“At closing time the cops would come in and they would order a drink at the bar. A middy of beer each.
And they’d finish their beer and then they would go 'round to every person in there and ask them if they needed a lift home.
‘Do you need a lift? Do you need a lift? Do you? How about you?’
And someone would say yes. Because they were drunk and shouldn’t be driving. So the cops would drive them home. They wouldn’t bust them! They would drive them home.
Then the cops would come back and order a drink at the bar. And after they finished their beer, they would go 'round the pub again.
‘Do you need a lift? Anyone need a lift?’

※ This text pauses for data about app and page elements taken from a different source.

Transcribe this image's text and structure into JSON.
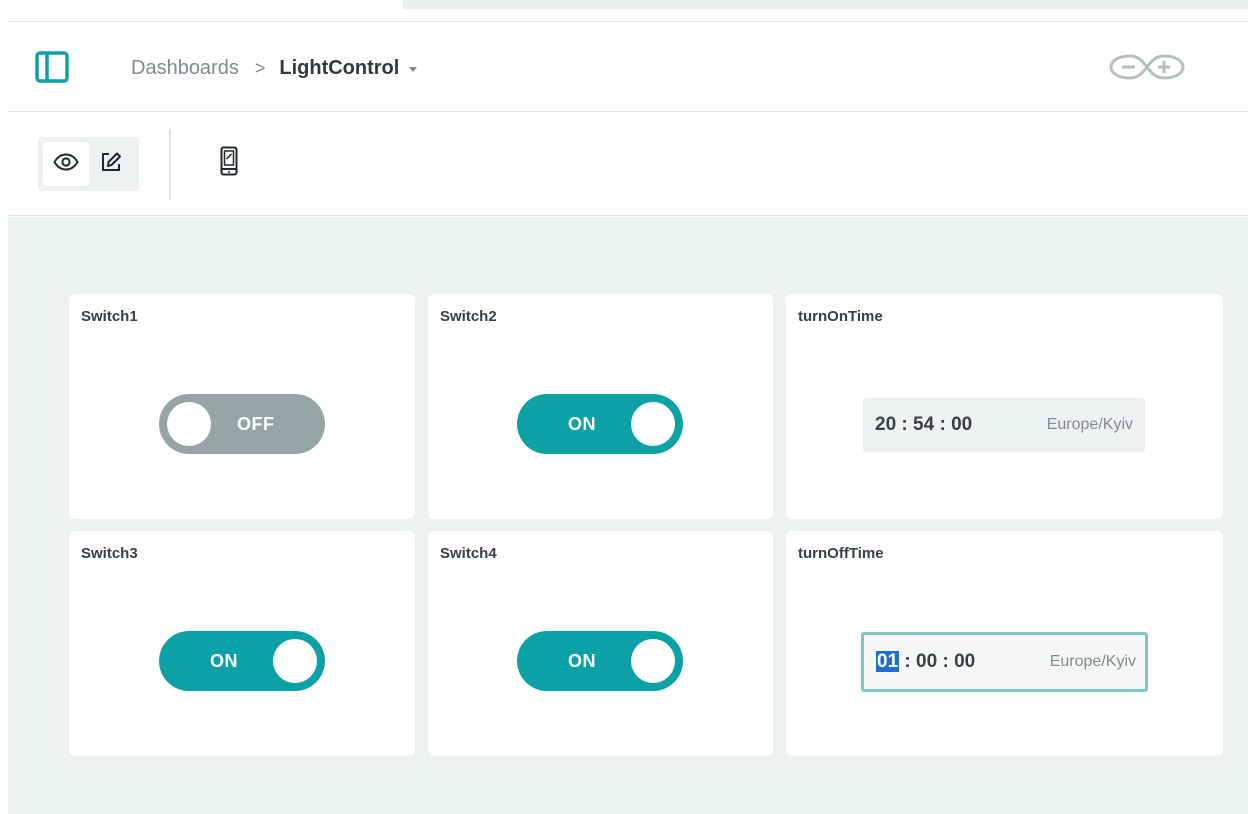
{
  "header": {
    "breadcrumb_root": "Dashboards",
    "breadcrumb_separator": ">",
    "dashboard_name": "LightControl"
  },
  "toolbar": {
    "view_mode_icon": "eye-icon",
    "edit_mode_icon": "pencil-icon",
    "mobile_view_icon": "mobile-phone-icon",
    "active_mode": "view"
  },
  "widgets": {
    "switch1": {
      "title": "Switch1",
      "state": "OFF"
    },
    "switch2": {
      "title": "Switch2",
      "state": "ON"
    },
    "switch3": {
      "title": "Switch3",
      "state": "ON"
    },
    "switch4": {
      "title": "Switch4",
      "state": "ON"
    },
    "turn_on_time": {
      "title": "turnOnTime",
      "hh": "20",
      "mm": "54",
      "ss": "00",
      "timezone": "Europe/Kyiv"
    },
    "turn_off_time": {
      "title": "turnOffTime",
      "hh": "01",
      "mm": "00",
      "ss": "00",
      "timezone": "Europe/Kyiv"
    }
  },
  "colors": {
    "accent": "#0ca1a6",
    "toggle_off": "#95a5a6",
    "canvas_bg": "#ecf1f1",
    "selection": "#1f6fd1"
  }
}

And someone would say yes. And the cops would order another beer – a middy – and after they finished their beer they would drive the person home. And they’d keep on doing that until everyone was home safely.

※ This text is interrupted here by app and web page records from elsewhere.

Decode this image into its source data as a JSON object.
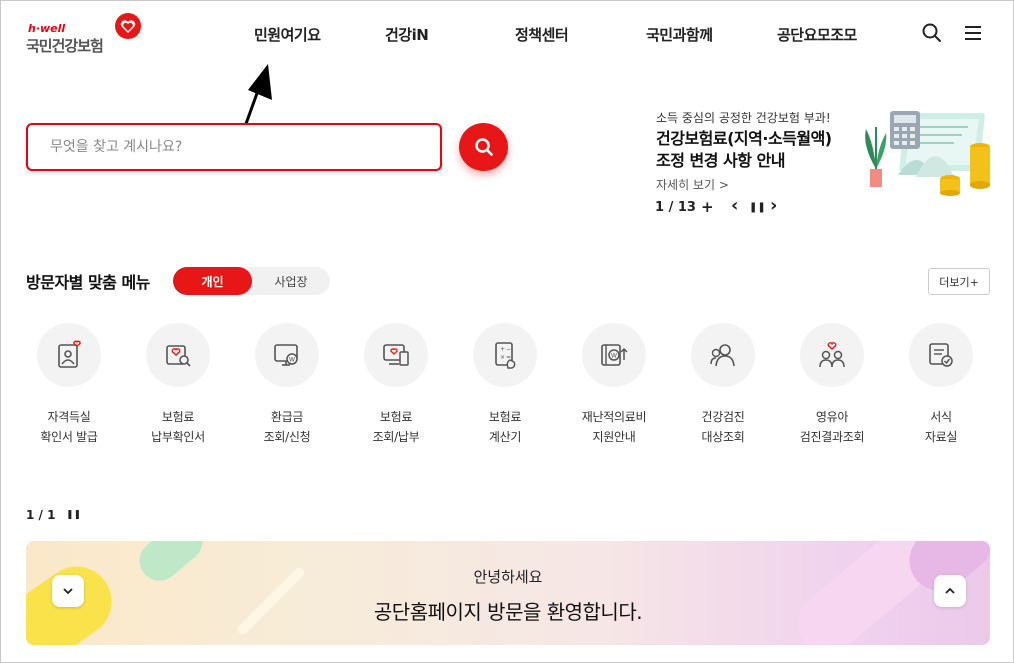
{
  "header": {
    "logo_small": "h·well",
    "logo_name": "국민건강보험",
    "nav": [
      "민원여기요",
      "건강iN",
      "정책센터",
      "국민과함께",
      "공단요모조모"
    ]
  },
  "search": {
    "placeholder": "무엇을 찾고 계시나요?"
  },
  "banner": {
    "subtitle": "소득 중심의 공정한 건강보험 부과!",
    "title_line1": "건강보험료(지역·소득월액)",
    "title_line2": "조정 변경 사항 안내",
    "more": "자세히 보기 >",
    "pager": "1 / 13",
    "plus": "+",
    "prev": "‹",
    "pause": "❚❚",
    "next": "›"
  },
  "menu": {
    "title": "방문자별 맞춤 메뉴",
    "tab_on": "개인",
    "tab_off": "사업장",
    "more": "더보기+",
    "items": [
      {
        "label": "자격득실\n확인서 발급",
        "icon": "certificate-heart-icon"
      },
      {
        "label": "보험료\n납부확인서",
        "icon": "document-search-icon"
      },
      {
        "label": "환급금\n조회/신청",
        "icon": "monitor-coin-icon"
      },
      {
        "label": "보험료\n조회/납부",
        "icon": "computer-receipt-icon"
      },
      {
        "label": "보험료\n계산기",
        "icon": "calculator-icon"
      },
      {
        "label": "재난적의료비\n지원안내",
        "icon": "wallet-coin-icon"
      },
      {
        "label": "건강검진\n대상조회",
        "icon": "people-search-icon"
      },
      {
        "label": "영유아\n검진결과조회",
        "icon": "family-heart-icon"
      },
      {
        "label": "서식\n자료실",
        "icon": "form-check-icon"
      }
    ],
    "pager": "1 / 1",
    "pause": "❚❚"
  },
  "welcome": {
    "line1": "안녕하세요",
    "line2": "공단홈페이지 방문을 환영합니다."
  },
  "colors": {
    "brand_red": "#e81717",
    "text_dark": "#222222"
  }
}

But now the cops just bust you if you’re drunk and trying to drive.”
“There’s nothing to do. There’s nothing to do here!
Everything shut down. On the weekend all the shops are shut.
There’s fucking nothing to do in town.

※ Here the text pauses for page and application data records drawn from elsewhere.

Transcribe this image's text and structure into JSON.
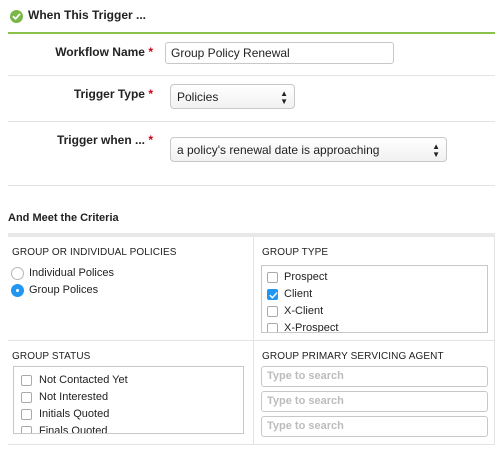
{
  "header": {
    "title": "When This Trigger ..."
  },
  "form": {
    "workflow_name": {
      "label": "Workflow Name",
      "value": "Group Policy Renewal"
    },
    "trigger_type": {
      "label": "Trigger Type",
      "value": "Policies"
    },
    "trigger_when": {
      "label": "Trigger when ...",
      "value": "a policy's renewal date is approaching"
    },
    "required_mark": "*"
  },
  "criteria": {
    "title": "And Meet the Criteria",
    "group_or_individual": {
      "title": "GROUP OR INDIVIDUAL POLICIES",
      "options": [
        {
          "label": "Individual Polices",
          "selected": false
        },
        {
          "label": "Group Polices",
          "selected": true
        }
      ]
    },
    "group_type": {
      "title": "GROUP TYPE",
      "options": [
        {
          "label": "Prospect",
          "checked": false
        },
        {
          "label": "Client",
          "checked": true
        },
        {
          "label": "X-Client",
          "checked": false
        },
        {
          "label": "X-Prospect",
          "checked": false
        }
      ]
    },
    "group_status": {
      "title": "GROUP STATUS",
      "options": [
        {
          "label": "Not Contacted Yet",
          "checked": false
        },
        {
          "label": "Not Interested",
          "checked": false
        },
        {
          "label": "Initials Quoted",
          "checked": false
        },
        {
          "label": "Finals Quoted",
          "checked": false
        }
      ]
    },
    "primary_agent": {
      "title": "GROUP PRIMARY SERVICING AGENT",
      "search_placeholder": "Type to search"
    }
  },
  "colors": {
    "accent_green": "#8bc34a",
    "check_blue": "#2196f3",
    "required_red": "#d0021b"
  },
  "icons": {
    "header": "check-circle-icon",
    "select": "updown-arrows-icon",
    "checkbox": "checkmark-icon"
  }
}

Me and my cousins we had rollerskates. We used to put on our rollerskates. We used to rollerskate down to the arcade on Balo Street and buy ice creams. We'd skate over the bridge to Boggabilla and fish in the Mehi. When it got dark we’d pack up and we’d skate to the cinema and we’d play pinballs there.
But the cinema owner’s wife died and the owner left. The cinema closed down. Long time ago.
There’s nothing to do!”
"Of course you can have a cigarette. You know, you're a very fine pool player.
Isn't Joanne great! She loves having a good time. She's a beautiful dancer.
So, I'm gay, right? Last year. Last year? I went to the Pride parade for the first time. That's the gay Pride parade. Because I'm gay.
I had some reservations about going. As you can tell I'm a little bit older than you. Ha ha!
But everyone there was so accommodating. The parade, and the floats, and the people, we all started at the Court Hotel, the gay pub, and went down the main street, and turned down Aberdeen Street and we ended up at Connections, the gay nightclub.
Everyone was so nice. People were watching on the street and waving to us. I wore a red scarf! Some of the others were dressed way more ostentatious, though!
I had a great time. I think I'll go again.
So, I'm going this way to get home. You live that way? Well, I'm going this way. Did I mention I'm gay? I'm going now. OK, bye. Bye bye."
"On the trains we didn't have mobile phones and headphones and all that shit.
People used to talk and laugh with each other on the train. We talked about what was happening then. Young people listened to old people.
We didn't just talk. We also sang. We sang popular songs of the time.
At the front of the train carriage there was an old-time stand-up piano. Trains looked different to how they look now. There was a piano, and an old woman used to play it.
She'd play: Mr Sandman, buy me a dream.
We would sing and laugh along. Well, we didn't really sing, we would laugh mostly.
And the old bird would look over her shoulder and say, 'C'mon, children, sing!' and the old bird would bang away at the piano really slow in time to the music.
Make her the cutest thing I've ever seen!"
"Yeah, yeah. Alright, alright."